**Task description**
Extract each line from the entries below that has the string "住民投票の投票方法について" in it.
════════
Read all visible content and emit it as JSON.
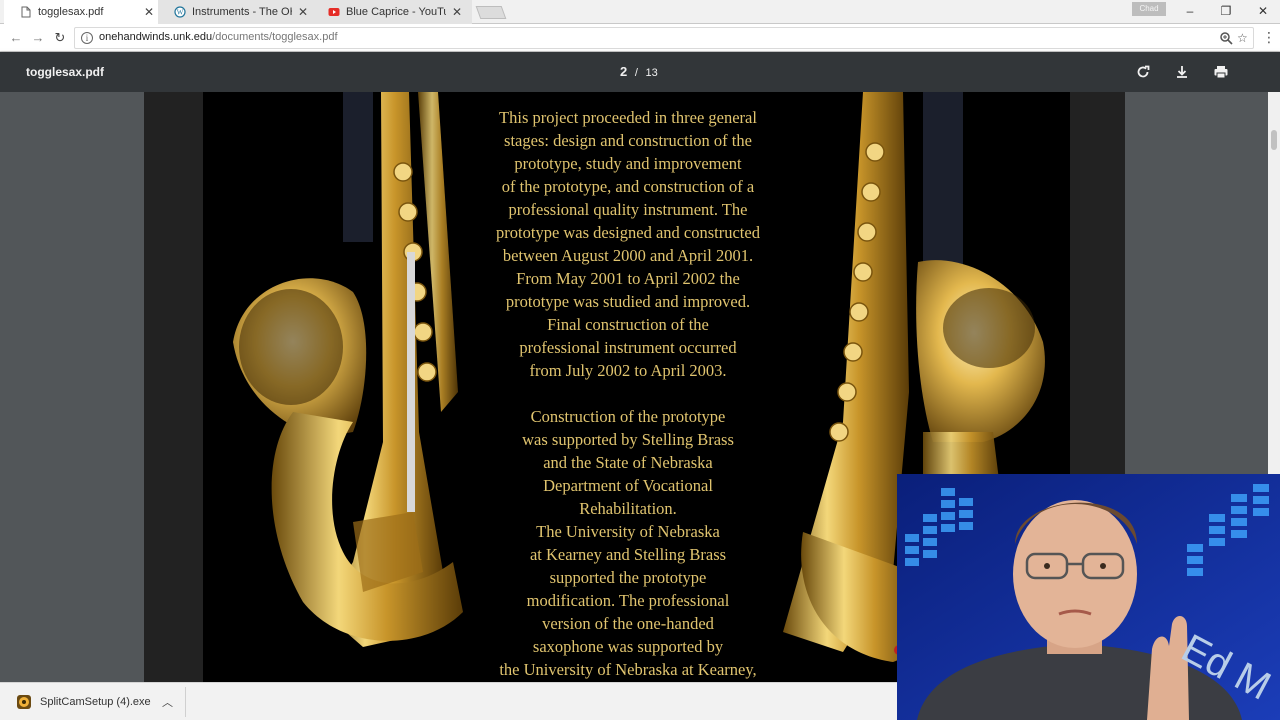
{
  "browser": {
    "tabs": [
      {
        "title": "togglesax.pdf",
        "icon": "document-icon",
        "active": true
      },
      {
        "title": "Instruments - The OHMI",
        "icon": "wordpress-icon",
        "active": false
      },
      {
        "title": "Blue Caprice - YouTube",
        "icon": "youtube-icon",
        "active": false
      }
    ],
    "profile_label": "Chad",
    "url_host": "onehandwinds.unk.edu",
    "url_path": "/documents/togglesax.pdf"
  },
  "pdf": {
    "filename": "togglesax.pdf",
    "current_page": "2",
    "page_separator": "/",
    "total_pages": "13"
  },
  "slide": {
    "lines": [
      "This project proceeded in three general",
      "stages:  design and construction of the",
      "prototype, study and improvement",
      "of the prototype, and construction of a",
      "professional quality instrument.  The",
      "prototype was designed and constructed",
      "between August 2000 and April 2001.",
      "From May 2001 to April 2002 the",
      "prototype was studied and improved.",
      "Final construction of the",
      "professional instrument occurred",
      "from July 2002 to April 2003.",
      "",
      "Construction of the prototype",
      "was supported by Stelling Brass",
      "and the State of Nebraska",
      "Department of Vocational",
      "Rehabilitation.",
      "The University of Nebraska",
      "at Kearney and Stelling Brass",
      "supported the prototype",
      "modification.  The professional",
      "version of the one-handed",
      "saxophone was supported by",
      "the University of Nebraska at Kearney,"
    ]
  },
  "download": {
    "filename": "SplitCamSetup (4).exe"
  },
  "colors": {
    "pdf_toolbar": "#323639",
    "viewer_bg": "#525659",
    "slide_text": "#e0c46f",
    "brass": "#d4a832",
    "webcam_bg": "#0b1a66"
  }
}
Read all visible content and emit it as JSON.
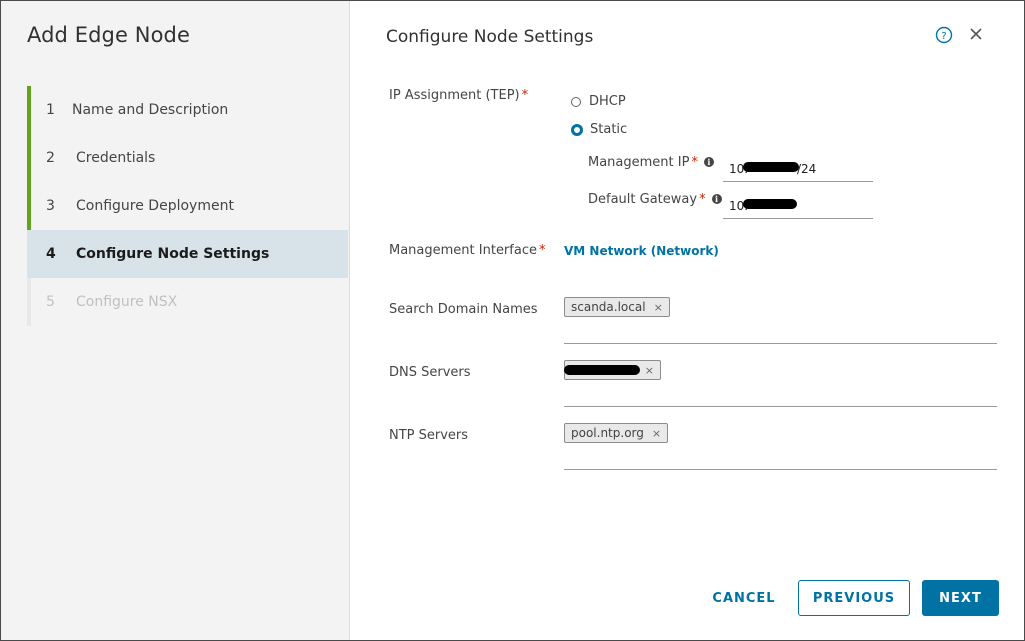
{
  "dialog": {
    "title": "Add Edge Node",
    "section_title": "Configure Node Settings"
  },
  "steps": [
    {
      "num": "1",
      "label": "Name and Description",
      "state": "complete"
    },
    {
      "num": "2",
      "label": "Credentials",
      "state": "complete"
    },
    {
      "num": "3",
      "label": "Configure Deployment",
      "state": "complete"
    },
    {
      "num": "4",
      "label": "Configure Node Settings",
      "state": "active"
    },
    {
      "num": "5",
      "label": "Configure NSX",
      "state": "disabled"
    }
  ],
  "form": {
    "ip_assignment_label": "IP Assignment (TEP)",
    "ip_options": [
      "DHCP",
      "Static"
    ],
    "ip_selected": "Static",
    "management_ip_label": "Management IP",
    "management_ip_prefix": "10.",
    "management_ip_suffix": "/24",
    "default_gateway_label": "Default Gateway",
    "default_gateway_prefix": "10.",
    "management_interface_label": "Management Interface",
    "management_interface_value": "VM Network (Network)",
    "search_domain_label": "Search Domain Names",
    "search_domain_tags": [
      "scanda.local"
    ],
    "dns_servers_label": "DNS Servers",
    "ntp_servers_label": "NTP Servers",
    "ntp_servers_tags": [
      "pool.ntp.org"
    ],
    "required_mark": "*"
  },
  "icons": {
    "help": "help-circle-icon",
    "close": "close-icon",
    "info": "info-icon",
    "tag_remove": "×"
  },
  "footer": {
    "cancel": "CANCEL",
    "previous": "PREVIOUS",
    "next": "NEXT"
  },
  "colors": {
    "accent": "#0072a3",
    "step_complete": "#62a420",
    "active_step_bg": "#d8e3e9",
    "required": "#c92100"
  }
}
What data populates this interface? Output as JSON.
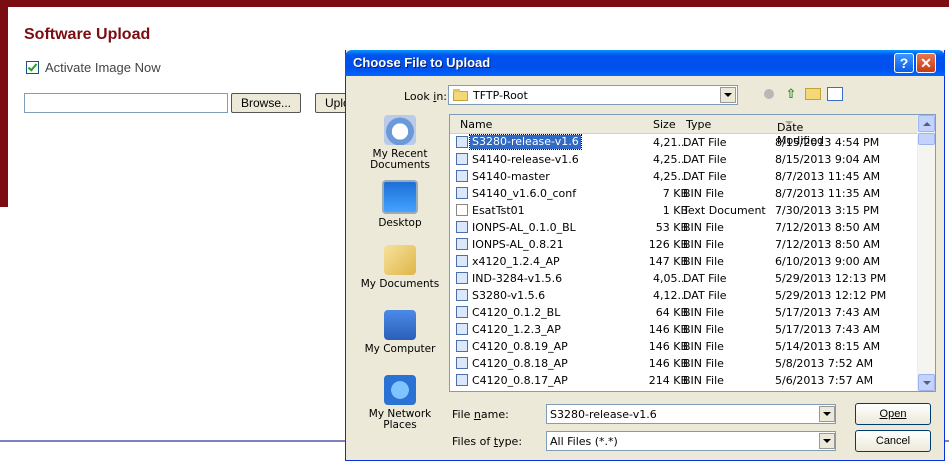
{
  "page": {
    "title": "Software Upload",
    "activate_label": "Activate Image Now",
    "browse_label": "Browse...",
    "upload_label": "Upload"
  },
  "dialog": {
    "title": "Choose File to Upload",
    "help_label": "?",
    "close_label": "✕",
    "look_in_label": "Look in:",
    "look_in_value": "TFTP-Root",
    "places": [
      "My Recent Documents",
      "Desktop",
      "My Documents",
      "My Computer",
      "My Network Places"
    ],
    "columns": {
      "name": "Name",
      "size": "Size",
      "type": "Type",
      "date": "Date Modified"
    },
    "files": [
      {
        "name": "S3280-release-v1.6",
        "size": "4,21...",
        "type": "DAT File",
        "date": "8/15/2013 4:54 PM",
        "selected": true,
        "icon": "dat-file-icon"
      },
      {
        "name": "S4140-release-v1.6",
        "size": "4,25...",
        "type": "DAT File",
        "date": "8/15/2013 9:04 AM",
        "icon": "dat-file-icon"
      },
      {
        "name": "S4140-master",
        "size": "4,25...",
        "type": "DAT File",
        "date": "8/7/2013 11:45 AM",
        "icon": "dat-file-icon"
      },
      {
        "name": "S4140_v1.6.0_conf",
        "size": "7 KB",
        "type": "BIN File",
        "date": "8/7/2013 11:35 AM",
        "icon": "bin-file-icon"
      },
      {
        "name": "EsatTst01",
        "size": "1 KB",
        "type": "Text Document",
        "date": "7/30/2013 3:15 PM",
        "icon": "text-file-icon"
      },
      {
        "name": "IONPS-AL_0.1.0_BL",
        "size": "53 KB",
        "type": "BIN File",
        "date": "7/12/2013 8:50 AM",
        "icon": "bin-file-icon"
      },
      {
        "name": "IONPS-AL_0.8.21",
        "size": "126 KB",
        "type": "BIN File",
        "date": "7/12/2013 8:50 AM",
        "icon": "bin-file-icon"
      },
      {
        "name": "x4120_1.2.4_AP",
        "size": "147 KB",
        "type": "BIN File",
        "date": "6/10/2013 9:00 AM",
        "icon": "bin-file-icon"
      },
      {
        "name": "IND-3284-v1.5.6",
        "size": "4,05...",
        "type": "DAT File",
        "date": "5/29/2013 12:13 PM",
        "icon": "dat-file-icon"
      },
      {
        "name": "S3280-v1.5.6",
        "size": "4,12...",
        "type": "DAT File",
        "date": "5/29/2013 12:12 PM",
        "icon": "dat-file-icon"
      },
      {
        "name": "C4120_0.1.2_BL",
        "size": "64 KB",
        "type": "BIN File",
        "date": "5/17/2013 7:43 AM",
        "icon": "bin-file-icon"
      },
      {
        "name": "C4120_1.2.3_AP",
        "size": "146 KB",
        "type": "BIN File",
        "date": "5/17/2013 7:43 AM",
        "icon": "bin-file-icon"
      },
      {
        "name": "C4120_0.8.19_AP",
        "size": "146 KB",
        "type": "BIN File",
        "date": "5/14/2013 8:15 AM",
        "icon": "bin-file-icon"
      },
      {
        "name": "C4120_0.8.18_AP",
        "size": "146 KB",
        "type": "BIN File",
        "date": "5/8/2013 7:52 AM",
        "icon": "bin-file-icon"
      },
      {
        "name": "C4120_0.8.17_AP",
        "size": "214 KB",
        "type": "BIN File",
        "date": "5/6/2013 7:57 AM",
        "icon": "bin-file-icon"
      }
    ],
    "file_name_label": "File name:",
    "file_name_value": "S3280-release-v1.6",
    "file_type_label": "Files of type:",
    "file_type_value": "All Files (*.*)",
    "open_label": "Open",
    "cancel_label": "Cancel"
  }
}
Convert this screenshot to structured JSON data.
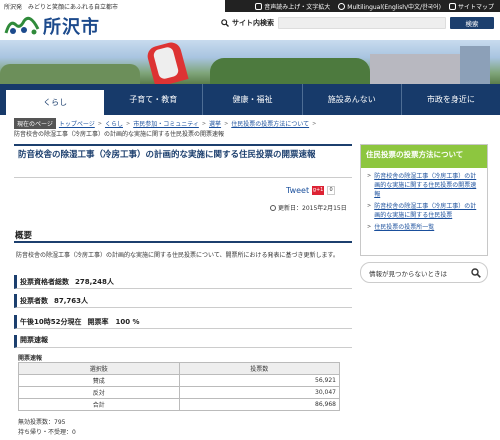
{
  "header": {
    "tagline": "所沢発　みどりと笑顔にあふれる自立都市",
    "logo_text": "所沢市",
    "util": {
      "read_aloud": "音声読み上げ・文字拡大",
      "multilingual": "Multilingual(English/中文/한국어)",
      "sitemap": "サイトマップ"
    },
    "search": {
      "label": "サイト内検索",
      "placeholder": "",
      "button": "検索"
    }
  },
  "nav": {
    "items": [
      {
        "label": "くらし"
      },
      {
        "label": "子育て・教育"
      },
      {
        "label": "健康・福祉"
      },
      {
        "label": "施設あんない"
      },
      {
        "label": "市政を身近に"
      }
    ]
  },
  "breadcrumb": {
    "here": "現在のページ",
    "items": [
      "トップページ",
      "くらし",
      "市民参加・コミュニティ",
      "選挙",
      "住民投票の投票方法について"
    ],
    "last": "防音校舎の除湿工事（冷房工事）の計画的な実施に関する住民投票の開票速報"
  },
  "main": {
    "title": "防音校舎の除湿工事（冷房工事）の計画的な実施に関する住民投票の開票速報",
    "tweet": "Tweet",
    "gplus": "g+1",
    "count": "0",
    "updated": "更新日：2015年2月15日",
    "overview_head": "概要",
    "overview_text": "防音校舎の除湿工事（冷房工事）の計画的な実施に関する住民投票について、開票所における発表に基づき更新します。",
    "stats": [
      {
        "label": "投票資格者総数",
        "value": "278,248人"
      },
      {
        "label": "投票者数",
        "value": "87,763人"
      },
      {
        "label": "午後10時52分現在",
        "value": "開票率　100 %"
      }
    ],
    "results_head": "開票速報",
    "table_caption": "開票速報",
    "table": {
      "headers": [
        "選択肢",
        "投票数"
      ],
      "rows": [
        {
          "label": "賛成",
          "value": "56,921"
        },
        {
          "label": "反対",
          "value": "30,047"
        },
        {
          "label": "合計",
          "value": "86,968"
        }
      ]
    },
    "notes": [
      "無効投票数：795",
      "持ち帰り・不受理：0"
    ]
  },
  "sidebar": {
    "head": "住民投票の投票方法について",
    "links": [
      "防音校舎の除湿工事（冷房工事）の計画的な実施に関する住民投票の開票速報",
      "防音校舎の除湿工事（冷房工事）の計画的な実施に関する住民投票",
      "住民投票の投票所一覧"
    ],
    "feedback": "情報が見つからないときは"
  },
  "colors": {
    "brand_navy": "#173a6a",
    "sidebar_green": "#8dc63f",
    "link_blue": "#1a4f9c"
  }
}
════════
**Written response**
      "住民投票の投票方法について"
    "head": "住民投票の投票方法について",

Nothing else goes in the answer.